1. GDP can be measured as total income in the economy. Is that before tax? If yes, are all kinds of taxes included?
2. Why are inventories included in final goods? -Guo
To answer your questions, remember that GDP is a measure of the total value of all production in the economy. When we measure this production by adding up income, we want to include all income earned in the production process, including that earned by the Government via taxes. So yes, we wish to include all taxes. Typically we do this by including income before taxes are deducted (i.e. gross income rather than net income), except for indirect taxes paid by firms which we add back to correctly calculate GDP.
Inventories are included as a way to match production correctly. Recall that Y=C+I+G+NX. If a good is produced in year1 but consumed in year 2, it is included in I (inventories, a part of investment) in year 1. When it is consumed in year 2, inventories decline by the value of the good, while consumption increases by the value of the good; these cancel out, so there is no net effect on GDP.

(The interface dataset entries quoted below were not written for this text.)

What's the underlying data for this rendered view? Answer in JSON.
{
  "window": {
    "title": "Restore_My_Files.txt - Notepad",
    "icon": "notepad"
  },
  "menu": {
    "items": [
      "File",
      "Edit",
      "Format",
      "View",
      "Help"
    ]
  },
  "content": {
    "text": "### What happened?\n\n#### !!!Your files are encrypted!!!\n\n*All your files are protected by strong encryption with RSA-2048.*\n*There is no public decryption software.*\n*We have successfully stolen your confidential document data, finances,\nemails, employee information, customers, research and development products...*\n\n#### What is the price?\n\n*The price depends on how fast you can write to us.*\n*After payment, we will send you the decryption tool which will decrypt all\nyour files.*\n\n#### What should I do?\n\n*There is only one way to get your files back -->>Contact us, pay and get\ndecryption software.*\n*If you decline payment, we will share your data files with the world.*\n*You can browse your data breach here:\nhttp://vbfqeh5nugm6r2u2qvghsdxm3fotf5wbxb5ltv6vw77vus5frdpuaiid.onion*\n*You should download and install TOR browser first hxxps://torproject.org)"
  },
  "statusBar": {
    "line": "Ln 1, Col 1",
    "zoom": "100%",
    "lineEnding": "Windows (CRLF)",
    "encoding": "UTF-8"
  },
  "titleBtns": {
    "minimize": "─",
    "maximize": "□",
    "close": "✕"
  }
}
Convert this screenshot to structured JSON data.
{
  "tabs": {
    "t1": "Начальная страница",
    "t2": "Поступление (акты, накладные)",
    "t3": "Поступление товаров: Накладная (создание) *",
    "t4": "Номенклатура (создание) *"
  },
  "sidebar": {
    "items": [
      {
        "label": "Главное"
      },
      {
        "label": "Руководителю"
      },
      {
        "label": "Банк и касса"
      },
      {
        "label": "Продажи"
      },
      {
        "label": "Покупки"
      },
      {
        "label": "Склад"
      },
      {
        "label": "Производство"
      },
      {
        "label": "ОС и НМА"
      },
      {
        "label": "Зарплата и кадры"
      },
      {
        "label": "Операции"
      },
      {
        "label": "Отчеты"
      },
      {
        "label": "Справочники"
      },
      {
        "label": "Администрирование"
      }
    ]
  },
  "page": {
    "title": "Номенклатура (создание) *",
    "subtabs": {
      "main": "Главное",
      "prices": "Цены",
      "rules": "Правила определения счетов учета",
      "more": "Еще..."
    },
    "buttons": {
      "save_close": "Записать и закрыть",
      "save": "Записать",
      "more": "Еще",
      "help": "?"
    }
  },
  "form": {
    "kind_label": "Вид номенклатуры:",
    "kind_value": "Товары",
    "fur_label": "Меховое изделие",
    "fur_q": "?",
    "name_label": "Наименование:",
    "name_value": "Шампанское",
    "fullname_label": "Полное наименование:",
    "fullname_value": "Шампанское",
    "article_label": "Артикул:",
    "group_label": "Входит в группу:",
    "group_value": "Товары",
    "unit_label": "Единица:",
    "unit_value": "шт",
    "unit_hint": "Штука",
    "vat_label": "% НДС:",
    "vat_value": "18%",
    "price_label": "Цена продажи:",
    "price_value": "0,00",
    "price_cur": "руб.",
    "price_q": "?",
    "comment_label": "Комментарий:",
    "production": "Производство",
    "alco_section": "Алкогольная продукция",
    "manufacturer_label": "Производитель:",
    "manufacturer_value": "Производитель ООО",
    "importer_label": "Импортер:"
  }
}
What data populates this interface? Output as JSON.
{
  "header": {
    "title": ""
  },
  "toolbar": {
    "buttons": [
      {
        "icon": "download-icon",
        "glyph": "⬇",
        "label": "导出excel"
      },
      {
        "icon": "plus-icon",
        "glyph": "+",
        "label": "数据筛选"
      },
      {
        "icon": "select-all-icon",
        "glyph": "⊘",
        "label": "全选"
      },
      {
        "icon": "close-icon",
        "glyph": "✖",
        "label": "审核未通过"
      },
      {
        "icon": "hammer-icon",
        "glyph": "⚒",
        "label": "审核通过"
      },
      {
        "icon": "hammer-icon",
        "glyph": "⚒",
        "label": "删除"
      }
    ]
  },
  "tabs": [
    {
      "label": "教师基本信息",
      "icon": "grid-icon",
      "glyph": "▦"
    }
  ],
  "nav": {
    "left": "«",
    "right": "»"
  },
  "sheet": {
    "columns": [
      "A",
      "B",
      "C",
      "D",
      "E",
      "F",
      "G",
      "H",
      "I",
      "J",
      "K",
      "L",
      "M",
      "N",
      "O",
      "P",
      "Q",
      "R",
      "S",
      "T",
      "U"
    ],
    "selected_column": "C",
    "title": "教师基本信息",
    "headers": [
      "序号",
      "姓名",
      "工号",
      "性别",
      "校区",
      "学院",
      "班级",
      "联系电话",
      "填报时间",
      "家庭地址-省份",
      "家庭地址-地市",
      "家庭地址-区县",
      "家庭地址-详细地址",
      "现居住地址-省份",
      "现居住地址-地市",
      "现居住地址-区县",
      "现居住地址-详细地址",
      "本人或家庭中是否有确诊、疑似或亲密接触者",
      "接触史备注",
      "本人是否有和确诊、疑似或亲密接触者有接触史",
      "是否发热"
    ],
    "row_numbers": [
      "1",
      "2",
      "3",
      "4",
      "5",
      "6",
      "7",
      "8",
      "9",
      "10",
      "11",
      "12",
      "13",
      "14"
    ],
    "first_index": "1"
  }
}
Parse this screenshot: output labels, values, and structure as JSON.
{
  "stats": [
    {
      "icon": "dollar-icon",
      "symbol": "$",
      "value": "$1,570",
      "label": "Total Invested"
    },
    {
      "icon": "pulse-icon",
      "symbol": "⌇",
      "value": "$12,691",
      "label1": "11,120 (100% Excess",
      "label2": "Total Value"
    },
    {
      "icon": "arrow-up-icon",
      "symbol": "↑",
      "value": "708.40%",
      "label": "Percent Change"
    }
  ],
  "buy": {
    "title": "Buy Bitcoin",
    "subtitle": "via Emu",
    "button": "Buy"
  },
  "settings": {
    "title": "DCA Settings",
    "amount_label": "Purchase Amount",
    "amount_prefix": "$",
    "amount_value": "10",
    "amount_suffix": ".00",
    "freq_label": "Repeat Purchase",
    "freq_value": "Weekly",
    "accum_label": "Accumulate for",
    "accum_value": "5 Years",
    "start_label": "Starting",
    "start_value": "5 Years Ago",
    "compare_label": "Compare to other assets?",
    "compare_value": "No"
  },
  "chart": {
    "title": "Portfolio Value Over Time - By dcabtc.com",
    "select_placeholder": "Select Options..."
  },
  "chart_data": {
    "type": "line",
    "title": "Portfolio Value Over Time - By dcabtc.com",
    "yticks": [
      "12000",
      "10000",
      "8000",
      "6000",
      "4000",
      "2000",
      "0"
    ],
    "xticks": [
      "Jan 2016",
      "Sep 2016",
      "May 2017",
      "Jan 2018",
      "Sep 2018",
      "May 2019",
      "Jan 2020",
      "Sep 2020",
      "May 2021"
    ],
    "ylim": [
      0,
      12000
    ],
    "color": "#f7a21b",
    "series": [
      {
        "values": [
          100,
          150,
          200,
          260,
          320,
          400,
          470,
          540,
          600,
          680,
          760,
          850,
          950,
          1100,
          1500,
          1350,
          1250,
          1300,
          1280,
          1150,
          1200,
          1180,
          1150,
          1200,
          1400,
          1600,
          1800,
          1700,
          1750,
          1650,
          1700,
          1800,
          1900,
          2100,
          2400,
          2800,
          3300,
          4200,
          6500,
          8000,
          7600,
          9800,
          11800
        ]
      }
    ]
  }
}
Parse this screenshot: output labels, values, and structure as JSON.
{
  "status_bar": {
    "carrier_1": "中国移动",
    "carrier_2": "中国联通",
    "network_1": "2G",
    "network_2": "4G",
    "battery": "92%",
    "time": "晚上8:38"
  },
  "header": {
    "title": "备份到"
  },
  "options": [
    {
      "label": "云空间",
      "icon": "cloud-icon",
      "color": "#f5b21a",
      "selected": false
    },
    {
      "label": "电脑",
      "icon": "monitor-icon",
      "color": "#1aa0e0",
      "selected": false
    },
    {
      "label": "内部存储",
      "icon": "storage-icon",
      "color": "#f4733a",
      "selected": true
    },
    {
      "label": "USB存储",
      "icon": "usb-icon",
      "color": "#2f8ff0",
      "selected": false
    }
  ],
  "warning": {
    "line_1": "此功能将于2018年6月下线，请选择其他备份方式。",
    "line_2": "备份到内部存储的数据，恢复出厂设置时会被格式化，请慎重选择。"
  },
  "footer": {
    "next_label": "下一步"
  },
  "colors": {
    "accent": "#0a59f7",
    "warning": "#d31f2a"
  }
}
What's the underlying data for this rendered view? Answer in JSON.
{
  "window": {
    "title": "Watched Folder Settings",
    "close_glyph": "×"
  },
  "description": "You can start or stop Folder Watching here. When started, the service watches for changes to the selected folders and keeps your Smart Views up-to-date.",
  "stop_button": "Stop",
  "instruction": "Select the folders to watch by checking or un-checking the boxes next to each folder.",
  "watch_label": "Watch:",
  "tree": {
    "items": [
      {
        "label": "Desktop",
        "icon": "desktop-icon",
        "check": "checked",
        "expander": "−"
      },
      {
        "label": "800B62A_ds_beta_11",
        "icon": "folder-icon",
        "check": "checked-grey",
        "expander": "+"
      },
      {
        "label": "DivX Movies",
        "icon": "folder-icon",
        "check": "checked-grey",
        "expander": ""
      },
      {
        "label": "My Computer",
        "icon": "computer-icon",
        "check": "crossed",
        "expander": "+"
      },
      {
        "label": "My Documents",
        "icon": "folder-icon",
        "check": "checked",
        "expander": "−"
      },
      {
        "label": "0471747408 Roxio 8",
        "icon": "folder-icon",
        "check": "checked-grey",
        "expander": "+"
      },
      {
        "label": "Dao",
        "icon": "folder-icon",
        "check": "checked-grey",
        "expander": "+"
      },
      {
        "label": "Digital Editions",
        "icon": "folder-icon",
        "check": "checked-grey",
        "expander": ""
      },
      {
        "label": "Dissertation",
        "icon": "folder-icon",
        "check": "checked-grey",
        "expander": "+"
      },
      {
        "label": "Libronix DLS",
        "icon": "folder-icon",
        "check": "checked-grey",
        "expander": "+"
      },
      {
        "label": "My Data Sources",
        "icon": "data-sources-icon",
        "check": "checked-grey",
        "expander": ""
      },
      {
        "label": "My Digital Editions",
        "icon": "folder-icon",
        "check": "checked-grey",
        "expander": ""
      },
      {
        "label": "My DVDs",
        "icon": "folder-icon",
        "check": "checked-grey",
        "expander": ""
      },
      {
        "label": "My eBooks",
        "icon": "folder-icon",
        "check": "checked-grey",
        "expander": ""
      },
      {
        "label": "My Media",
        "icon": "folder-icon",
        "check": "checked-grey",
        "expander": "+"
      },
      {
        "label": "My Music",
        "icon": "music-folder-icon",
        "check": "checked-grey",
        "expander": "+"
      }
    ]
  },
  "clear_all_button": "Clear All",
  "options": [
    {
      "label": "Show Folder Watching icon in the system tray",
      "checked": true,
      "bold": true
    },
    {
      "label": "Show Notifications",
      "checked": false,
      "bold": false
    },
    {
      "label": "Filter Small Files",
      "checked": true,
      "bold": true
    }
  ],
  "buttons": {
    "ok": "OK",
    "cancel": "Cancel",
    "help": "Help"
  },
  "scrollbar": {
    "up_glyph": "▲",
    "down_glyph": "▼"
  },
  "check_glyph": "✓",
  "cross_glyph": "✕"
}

Of course if the good is sold for more than its value as inventory, then GDP will also increase in year 2, but only by the increased value of the good when it was sold. We can think of this as the value of the service of selling the good, which rightly belongs in year 2's GDP, not year 1's.